With tyrannical founding CEO Jason Goldberg gone, Seattle-based Jobster is looking to replace departed CTO Phil Bogle. Rather than use its own job-listings product, the company has contracted a headhunter to make some calls. Meanwhile, they're letting go of less senior employees from departments like sales — leaving an office space in a waterfront building that can reportedly hold 200 with only 15 employees, nine of whom are executives and admins and six of whom are engineers. Oh, but it's hiring more, with the money new CEO Jeff Seely managed to raise in a $7 million fourth round of funding. Even with that infusion, Jobster can't be long for this world.Jobster gave away much of the farm when it raised its third round, way back in 2006. The $18 million third round brought the total raised to $48 million, but on a valuation only a little over $100 million — meaning there's probably little equity left to sell to investors. The $7 million secured in April was likely a "down round," or offered on an even lower valuation. Investors were probably looking to snap up what equity was left and keep the company going for just long enough to sell to someone. Anyone. Please. But if they're trying to cut the burn rate through layoffs, why is the company maintaining such a large office on the sixth floor in a prime Seattle location looking out over Elliott Bay? Our source was incredulous. "This makes no sense to me at all. No matter how good a deal they have, office space for 20 people would cost less on a cash basis." Maybe as a showpiece for possible acquirers? If that's the case, I'd take a cue from when the Mariners played in the Kingdome and the upper deck was always empty — cover the empty cubicles with a festive covers and bunting to keep it from looking like a mausoleum.
We'd heard rumors Jobster was close to replacing Jason Goldberg as its CEO, and the Seattle P-I now confirms them. Jeff Seely, another Seattle entrepreneur who just sold online stock-buying site ShareBuilder for $220 million to ING Direct, will take over the online job board on January 7. His first order of business: Raising more money, I suspect.

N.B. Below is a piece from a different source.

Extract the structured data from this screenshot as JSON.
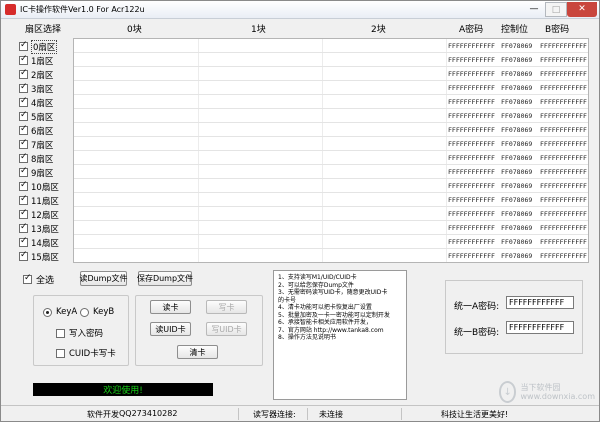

Are you an unemployed tech CEO? Jobster may be able to help you find a gig. Despite strenuous denials from Jobster CEO Jason Goldberg, rumors continue to swirl that the obstreperous entrepreneur is on his way out of the troubled online job-search startup. The Seattle Post-Intelligencer reports that Goldberg himself is leading a search for his successor. A tipster tells us that he and husband Thomas Goldberg, who recently quit Seattle advertising firm Wong Doody, are considering a move to New York or London, where Thomas plans to pursue interior-design studies. For the record, we're bummed over the departure. Not of Jason, that is, but of Thomas. Because we love nothing more than typing the words "Wong Doody." Repeatedly. They just don't make company names like that anymore.
Word around Seattle is that Jobster CEO Jason Goldberg is headed out of the troubled job-search website — for parts east. Sources say that Goldberg's husband, Thomas, has been telling friends of their upcoming move to New York City and, on his last day at Seattle advertising firm Wong Doody, sent out a company-wide goodbye email indicating that he was leaving for geographical reasons, not personal or professional ones. Goldberg glosses over the rumor, telling us "My husband Thomas is applying to graduate-school programs in a number of cities. We currently have no plans to move. And no, I am not leaving Jobster." Though he might be mistaken on that last part. We've heard that the VC community in Seattle is abuzz about the Jobster board's stealth search to replace him. Why is the CEO always the last to know?
Despite CEO Eric Schmidt's promises during Google's most recent earnings call, his company continues to metastasize. This time, it's threatening to swallow up all of New York's Chelsea neighborhood. I have an idea: Rather than lease expensive new real estate, why not boot some current Googlers to make room for new ones? Which brings us to this, the second edition of Toogle Many Googlers! Want to nominate a Googler for toogling? Send in a name and pic.
No sooner had we gotten a tip about the YouTube video of Jobster's brainstorming session than the video was taken down. Luckily, informants reported on the contents — and I can totally understand why Jason Goldberg, CEO of the troubled recruiting website, thought better of leaving up what he now tells Valleywag is "an early unedited version."